I was feeling pretty good. I had assumed I could fill my water bottle at park fountains, but all had been turned off already for the season.

This part of the walk is a blur to me. I passed 130th Street and was at 34th Street before I knew it. I turned inland and stopped at Hudson Yards to get water, use the restroom and get Shake Shack. New York is one of those cool cities where I can stuff my mouth with a chicken sandwich while standing in front of Dior.

I continued and realized how cold it was getting. It reached 45 degrees, and I had to throw on all of my layers. Along the way, I listened to many podcasts, songs, and caught up with friends and family on the phone. One friend even joined me near The Battery for a mile.

I reached South Ferry, a good milestone. I rarely take the ferry to Staten Island, but the number of times the bathroom in the ferry terminal has saved me is astronomical at this point. There aren't many public restrooms in Lower Manhattan, especially in the COVID age.

I've heard some people describe their marathons or other extreme adventures as it becoming hard to put one foot in front of the other. They have to actively think about physically picking up one foot and moving it past the other. I never reached that point, although my feet definitely felt it. My body was asking, "Why are you doing this? What is the reason?"

The rest of the walk is even more of a blur. The second half went by much faster. I hunkered down and just walked. What mildly annoyed me was as I was on my 32nd mile, all I could think about was how if I hadn't taken the wrong turn, I would be done by now.

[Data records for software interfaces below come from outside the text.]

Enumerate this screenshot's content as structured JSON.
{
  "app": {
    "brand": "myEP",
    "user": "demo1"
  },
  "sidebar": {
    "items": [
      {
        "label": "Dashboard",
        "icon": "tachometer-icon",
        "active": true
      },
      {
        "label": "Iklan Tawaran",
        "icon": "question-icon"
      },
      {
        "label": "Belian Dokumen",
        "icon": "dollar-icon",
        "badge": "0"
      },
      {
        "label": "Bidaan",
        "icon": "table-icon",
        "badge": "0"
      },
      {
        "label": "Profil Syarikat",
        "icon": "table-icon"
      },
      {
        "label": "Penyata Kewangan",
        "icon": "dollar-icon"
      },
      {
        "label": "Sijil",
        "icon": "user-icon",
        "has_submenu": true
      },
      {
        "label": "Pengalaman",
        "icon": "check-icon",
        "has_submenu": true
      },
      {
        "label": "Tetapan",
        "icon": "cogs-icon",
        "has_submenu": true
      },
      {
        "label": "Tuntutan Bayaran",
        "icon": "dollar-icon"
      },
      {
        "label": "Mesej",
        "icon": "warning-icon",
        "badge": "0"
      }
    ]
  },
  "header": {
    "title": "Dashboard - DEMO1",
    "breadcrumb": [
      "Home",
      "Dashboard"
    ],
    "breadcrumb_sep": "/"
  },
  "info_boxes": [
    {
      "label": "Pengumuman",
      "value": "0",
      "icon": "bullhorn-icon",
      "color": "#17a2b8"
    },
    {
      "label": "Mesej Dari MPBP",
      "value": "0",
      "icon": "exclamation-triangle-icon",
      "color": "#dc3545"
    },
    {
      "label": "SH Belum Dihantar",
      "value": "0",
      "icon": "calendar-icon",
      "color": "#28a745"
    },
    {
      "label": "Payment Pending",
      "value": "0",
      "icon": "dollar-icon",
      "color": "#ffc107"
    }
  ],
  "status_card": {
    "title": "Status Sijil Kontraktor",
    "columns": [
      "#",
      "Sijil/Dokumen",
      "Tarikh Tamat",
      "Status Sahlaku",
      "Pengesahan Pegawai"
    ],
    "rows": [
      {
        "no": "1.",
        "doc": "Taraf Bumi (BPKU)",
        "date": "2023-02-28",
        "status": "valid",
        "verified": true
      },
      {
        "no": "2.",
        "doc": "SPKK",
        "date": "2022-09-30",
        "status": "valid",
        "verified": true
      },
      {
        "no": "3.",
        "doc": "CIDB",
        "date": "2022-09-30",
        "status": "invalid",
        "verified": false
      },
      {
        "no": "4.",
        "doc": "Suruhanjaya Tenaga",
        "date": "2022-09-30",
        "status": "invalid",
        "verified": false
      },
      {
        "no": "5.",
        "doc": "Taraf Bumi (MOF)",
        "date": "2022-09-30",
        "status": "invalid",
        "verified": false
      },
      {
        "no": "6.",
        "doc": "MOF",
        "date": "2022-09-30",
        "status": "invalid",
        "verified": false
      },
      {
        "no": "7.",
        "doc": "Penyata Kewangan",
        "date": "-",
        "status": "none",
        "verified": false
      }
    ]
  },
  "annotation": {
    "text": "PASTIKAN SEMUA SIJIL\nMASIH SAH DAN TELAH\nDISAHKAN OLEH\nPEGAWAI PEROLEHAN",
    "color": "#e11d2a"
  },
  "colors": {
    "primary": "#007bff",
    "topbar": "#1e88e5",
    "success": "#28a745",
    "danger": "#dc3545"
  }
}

By the time I finished, it was just about 10 p.m. 12 hours later, and I was done. This walk wasn't an emotional experience, like you or even I may have expected. I saw Manhattan and learned that even 36 miles of walking won't break me. While it was insightful, I didn't come away with a life-changing revelation. I didn't even stop to take it all in. I jogged to catch the next subway, so I could get home (and into bed) faster.

At the end of the walk, my feet felt OK all things considered. I sat down for a few minutes when I got home, the first time I wasn't standing in 12 hours. When I stood up, OH NO, my feet felt awful. They were screaming. The walk four flights up to my bed were agonizing. I slept for 12 hours and felt much better in the morning. It's 48 hours later as I write this, and my feet feel fine (except for a few mild blisters, but I'm used to that as a distance runner).

I certainly don't have any regrets, and I'm glad I was able to check this off my bucket list. If this is the kind of thing that excites you, you should walk the perimeter!

- 1 toast